Evidence in the one-day trial revealed Morris was a passenger in a vehicle involved in a hit-skip on U.S. 23 just south of the North Court Street exit on May 16.

Ronald E. Nigh, Jr., 36, of Columbus, was driving the vehicle that was pulled over near the Picway Road intersection by Deputy Jacob Sowers, Pickaway County Sheriff’s Office, and then fled when Sowers went back to his cruiser to check Nigh’s identification.

Sowers followed the vehicle reaching speeds more than 90 mph and testified that he saw a black bag thrown from the passenger’s side window.

Nigh testified that Morris, who he met in prison, threw a handgun and the bag out of the window.

The vehicle traveled into Franklin County where it eventually slowed down and Nigh, Morris and another passenger – Tyvis Priah, 21, of Cleveland – jumped out and fled on foot, leaving the vehicle to crash into a wooden fence.

All three were apprehended with the help of Franklin County deputies and Columbus police officers.

When deputies returned to the Picway Road area, they recovered the black bag, which contained a sawed-off shotgun and ammunition. The following day, they found a loaded handgun along the chase route on U.S. 23.

Detective Rex Emrick, Pickaway County Sheriff’s Office, testified that during an interview, Morris admitted to throwing the bag with the shotgun out the window and said Nigh told him to throw the handgun out of the window as well.

Because Morris was previously convicted of aggravated robbery in Cleveland, he was not legally allowed to possess a weapon, leading to the charge of having weapons under disability.

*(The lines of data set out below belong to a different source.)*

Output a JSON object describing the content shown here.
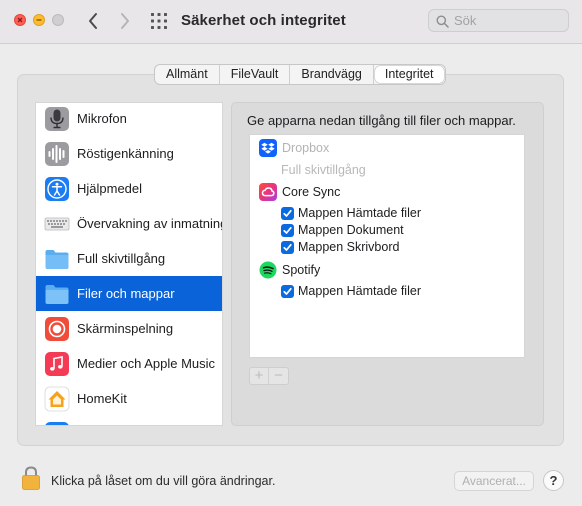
{
  "window": {
    "title": "Säkerhet och integritet",
    "search_placeholder": "Sök"
  },
  "tabs": [
    {
      "label": "Allmänt",
      "active": false
    },
    {
      "label": "FileVault",
      "active": false
    },
    {
      "label": "Brandvägg",
      "active": false
    },
    {
      "label": "Integritet",
      "active": true
    }
  ],
  "sidebar": {
    "selected_index": 5,
    "items": [
      {
        "label": "Mikrofon",
        "icon": "microphone-icon"
      },
      {
        "label": "Röstigenkänning",
        "icon": "speech-recognition-icon"
      },
      {
        "label": "Hjälpmedel",
        "icon": "accessibility-icon"
      },
      {
        "label": "Övervakning av inmatning",
        "icon": "keyboard-icon"
      },
      {
        "label": "Full skivtillgång",
        "icon": "folder-icon"
      },
      {
        "label": "Filer och mappar",
        "icon": "folder-icon"
      },
      {
        "label": "Skärminspelning",
        "icon": "screen-recording-icon"
      },
      {
        "label": "Medier och Apple Music",
        "icon": "music-icon"
      },
      {
        "label": "HomeKit",
        "icon": "home-icon"
      }
    ]
  },
  "content": {
    "heading": "Ge apparna nedan tillgång till filer och mappar.",
    "apps": [
      {
        "name": "Dropbox",
        "icon": "dropbox-icon",
        "enabled": false,
        "note": "Full skivtillgång",
        "permissions": []
      },
      {
        "name": "Core Sync",
        "icon": "creative-cloud-icon",
        "enabled": true,
        "permissions": [
          {
            "label": "Mappen Hämtade filer",
            "checked": true
          },
          {
            "label": "Mappen Dokument",
            "checked": true
          },
          {
            "label": "Mappen Skrivbord",
            "checked": true
          }
        ]
      },
      {
        "name": "Spotify",
        "icon": "spotify-icon",
        "enabled": true,
        "permissions": [
          {
            "label": "Mappen Hämtade filer",
            "checked": true
          }
        ]
      }
    ],
    "add_label": "+",
    "remove_label": "−"
  },
  "footer": {
    "lock_text": "Klicka på låset om du vill göra ändringar.",
    "advanced_label": "Avancerat...",
    "help_label": "?"
  },
  "colors": {
    "accent": "#0a63d8",
    "checkbox": "#0a6ae0",
    "close": "#fe5f57",
    "minimize": "#febc2e"
  }
}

The jury deliberated for an hour and 15 minutes before returning guilty verdicts for both charges.

Nigh pleaded guilty to failure to comply with the signal of a law enforcement officer in August. He was sentenced to 12 months in state prison at Orient.

Priah pleaded no contest to a misdemeanor charge of attempting unlawful possession of a dangerous ordnance and was sentenced to 86 days in jail with credit for 86 days served. He was fined $75.